» **What to do**:
Return the count of lines in the following records that include "value", and nothing more.

» **Provided records**:

________________________________________

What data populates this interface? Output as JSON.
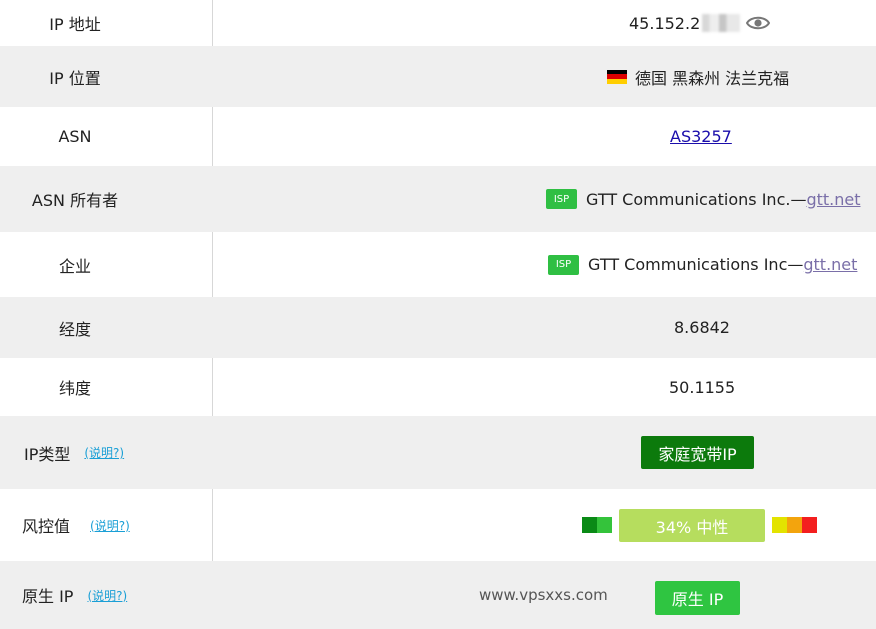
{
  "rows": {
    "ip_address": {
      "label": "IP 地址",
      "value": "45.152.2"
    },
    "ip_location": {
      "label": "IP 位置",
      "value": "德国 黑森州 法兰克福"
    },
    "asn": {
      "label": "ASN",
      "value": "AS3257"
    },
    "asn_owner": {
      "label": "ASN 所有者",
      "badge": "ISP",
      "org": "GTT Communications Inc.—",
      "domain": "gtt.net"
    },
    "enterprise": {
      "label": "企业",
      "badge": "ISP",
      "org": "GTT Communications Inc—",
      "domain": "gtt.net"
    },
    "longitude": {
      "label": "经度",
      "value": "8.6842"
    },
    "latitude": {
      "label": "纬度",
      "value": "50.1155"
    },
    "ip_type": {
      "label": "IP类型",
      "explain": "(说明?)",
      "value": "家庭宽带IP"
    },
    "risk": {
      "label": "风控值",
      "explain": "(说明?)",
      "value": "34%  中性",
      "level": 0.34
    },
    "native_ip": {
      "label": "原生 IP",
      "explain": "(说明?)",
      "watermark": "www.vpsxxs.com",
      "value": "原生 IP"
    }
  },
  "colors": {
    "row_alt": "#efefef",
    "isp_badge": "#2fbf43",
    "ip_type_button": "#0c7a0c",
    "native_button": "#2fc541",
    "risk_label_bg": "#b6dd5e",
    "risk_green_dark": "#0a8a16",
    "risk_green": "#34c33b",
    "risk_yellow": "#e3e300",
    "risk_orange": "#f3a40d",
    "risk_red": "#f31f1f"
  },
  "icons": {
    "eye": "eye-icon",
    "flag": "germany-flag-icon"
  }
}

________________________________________

» **Solution to this problem**:
8